How to complete this task:
All of the data is to be copied word for word.

Supplied material:
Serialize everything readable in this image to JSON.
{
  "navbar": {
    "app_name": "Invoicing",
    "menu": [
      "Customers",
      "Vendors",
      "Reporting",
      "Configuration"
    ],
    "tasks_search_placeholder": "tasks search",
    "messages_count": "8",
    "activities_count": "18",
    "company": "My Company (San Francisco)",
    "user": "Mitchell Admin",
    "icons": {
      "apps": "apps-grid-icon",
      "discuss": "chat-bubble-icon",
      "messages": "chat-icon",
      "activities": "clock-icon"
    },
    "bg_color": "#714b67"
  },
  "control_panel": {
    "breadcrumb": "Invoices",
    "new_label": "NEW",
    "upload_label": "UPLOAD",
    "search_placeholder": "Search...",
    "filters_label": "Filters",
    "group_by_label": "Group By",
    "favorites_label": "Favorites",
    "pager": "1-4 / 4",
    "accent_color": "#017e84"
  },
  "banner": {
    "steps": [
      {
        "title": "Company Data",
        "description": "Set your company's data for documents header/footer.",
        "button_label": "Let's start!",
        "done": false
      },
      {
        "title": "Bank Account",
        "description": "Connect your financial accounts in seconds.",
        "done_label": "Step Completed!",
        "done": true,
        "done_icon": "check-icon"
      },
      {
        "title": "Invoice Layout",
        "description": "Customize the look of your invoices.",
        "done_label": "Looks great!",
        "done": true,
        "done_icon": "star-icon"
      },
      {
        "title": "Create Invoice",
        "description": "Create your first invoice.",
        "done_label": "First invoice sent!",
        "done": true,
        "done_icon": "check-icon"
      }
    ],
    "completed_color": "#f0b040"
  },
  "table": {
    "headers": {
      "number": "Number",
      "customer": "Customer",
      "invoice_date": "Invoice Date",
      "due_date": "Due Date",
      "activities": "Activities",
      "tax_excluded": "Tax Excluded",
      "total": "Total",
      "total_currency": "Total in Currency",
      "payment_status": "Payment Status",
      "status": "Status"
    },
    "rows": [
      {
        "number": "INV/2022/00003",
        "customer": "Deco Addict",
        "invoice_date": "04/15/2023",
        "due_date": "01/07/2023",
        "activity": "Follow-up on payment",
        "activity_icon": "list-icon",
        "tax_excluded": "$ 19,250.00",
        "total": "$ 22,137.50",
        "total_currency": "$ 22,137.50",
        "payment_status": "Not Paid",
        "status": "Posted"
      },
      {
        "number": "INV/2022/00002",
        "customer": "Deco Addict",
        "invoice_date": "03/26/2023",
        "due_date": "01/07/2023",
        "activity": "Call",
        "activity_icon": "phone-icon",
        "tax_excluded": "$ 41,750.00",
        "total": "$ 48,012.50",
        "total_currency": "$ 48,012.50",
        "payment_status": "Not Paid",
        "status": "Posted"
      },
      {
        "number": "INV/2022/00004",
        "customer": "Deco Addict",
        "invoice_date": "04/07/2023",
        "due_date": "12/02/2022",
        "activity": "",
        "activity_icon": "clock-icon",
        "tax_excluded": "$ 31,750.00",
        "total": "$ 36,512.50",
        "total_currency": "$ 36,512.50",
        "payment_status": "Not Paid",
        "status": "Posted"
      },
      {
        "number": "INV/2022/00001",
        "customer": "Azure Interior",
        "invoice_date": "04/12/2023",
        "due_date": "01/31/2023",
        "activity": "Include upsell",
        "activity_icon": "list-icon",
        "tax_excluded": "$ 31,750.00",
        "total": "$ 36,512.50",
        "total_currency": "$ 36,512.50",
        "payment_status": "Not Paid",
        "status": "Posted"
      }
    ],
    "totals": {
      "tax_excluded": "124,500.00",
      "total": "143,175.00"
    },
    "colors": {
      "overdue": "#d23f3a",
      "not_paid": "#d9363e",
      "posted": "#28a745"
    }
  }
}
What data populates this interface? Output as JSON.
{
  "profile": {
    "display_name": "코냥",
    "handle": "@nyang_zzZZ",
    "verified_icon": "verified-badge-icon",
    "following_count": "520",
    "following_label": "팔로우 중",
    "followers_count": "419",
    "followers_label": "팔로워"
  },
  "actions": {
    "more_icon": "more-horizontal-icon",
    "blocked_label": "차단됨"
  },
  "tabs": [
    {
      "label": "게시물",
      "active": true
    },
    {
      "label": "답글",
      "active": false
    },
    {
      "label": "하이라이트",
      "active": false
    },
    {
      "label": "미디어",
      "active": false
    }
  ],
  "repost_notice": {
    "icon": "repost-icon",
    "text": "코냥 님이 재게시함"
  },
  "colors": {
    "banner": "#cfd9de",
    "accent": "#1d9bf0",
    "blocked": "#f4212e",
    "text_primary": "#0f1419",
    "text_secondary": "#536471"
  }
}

Problem solution:
Serialize everything readable in this image to JSON.
{
  "navbar": {
    "app_name": "Invoicing",
    "menu": [
      "Customers",
      "Vendors",
      "Reporting",
      "Configuration"
    ],
    "tasks_search_placeholder": "tasks search",
    "messages_count": "8",
    "activities_count": "18",
    "company": "My Company (San Francisco)",
    "user": "Mitchell Admin",
    "icons": {
      "apps": "apps-grid-icon",
      "discuss": "chat-bubble-icon",
      "messages": "chat-icon",
      "activities": "clock-icon"
    },
    "bg_color": "#714b67"
  },
  "control_panel": {
    "breadcrumb": "Invoices",
    "new_label": "NEW",
    "upload_label": "UPLOAD",
    "search_placeholder": "Search...",
    "filters_label": "Filters",
    "group_by_label": "Group By",
    "favorites_label": "Favorites",
    "pager": "1-4 / 4",
    "accent_color": "#017e84"
  },
  "banner": {
    "steps": [
      {
        "title": "Company Data",
        "description": "Set your company's data for documents header/footer.",
        "button_label": "Let's start!",
        "done": false
      },
      {
        "title": "Bank Account",
        "description": "Connect your financial accounts in seconds.",
        "done_label": "Step Completed!",
        "done": true,
        "done_icon": "check-icon"
      },
      {
        "title": "Invoice Layout",
        "description": "Customize the look of your invoices.",
        "done_label": "Looks great!",
        "done": true,
        "done_icon": "star-icon"
      },
      {
        "title": "Create Invoice",
        "description": "Create your first invoice.",
        "done_label": "First invoice sent!",
        "done": true,
        "done_icon": "check-icon"
      }
    ],
    "completed_color": "#f0b040"
  },
  "table": {
    "headers": {
      "number": "Number",
      "customer": "Customer",
      "invoice_date": "Invoice Date",
      "due_date": "Due Date",
      "activities": "Activities",
      "tax_excluded": "Tax Excluded",
      "total": "Total",
      "total_currency": "Total in Currency",
      "payment_status": "Payment Status",
      "status": "Status"
    },
    "rows": [
      {
        "number": "INV/2022/00003",
        "customer": "Deco Addict",
        "invoice_date": "04/15/2023",
        "due_date": "01/07/2023",
        "activity": "Follow-up on payment",
        "activity_icon": "list-icon",
        "tax_excluded": "$ 19,250.00",
        "total": "$ 22,137.50",
        "total_currency": "$ 22,137.50",
        "payment_status": "Not Paid",
        "status": "Posted"
      },
      {
        "number": "INV/2022/00002",
        "customer": "Deco Addict",
        "invoice_date": "03/26/2023",
        "due_date": "01/07/2023",
        "activity": "Call",
        "activity_icon": "phone-icon",
        "tax_excluded": "$ 41,750.00",
        "total": "$ 48,012.50",
        "total_currency": "$ 48,012.50",
        "payment_status": "Not Paid",
        "status": "Posted"
      },
      {
        "number": "INV/2022/00004",
        "customer": "Deco Addict",
        "invoice_date": "04/07/2023",
        "due_date": "12/02/2022",
        "activity": "",
        "activity_icon": "clock-icon",
        "tax_excluded": "$ 31,750.00",
        "total": "$ 36,512.50",
        "total_currency": "$ 36,512.50",
        "payment_status": "Not Paid",
        "status": "Posted"
      },
      {
        "number": "INV/2022/00001",
        "customer": "Azure Interior",
        "invoice_date": "04/12/2023",
        "due_date": "01/31/2023",
        "activity": "Include upsell",
        "activity_icon": "list-icon",
        "tax_excluded": "$ 31,750.00",
        "total": "$ 36,512.50",
        "total_currency": "$ 36,512.50",
        "payment_status": "Not Paid",
        "status": "Posted"
      }
    ],
    "totals": {
      "tax_excluded": "124,500.00",
      "total": "143,175.00"
    },
    "colors": {
      "overdue": "#d23f3a",
      "not_paid": "#d9363e",
      "posted": "#28a745"
    }
  }
}
What data populates this interface? Output as JSON.
{
  "profile": {
    "display_name": "코냥",
    "handle": "@nyang_zzZZ",
    "verified_icon": "verified-badge-icon",
    "following_count": "520",
    "following_label": "팔로우 중",
    "followers_count": "419",
    "followers_label": "팔로워"
  },
  "actions": {
    "more_icon": "more-horizontal-icon",
    "blocked_label": "차단됨"
  },
  "tabs": [
    {
      "label": "게시물",
      "active": true
    },
    {
      "label": "답글",
      "active": false
    },
    {
      "label": "하이라이트",
      "active": false
    },
    {
      "label": "미디어",
      "active": false
    }
  ],
  "repost_notice": {
    "icon": "repost-icon",
    "text": "코냥 님이 재게시함"
  },
  "colors": {
    "banner": "#cfd9de",
    "accent": "#1d9bf0",
    "blocked": "#f4212e",
    "text_primary": "#0f1419",
    "text_secondary": "#536471"
  }
}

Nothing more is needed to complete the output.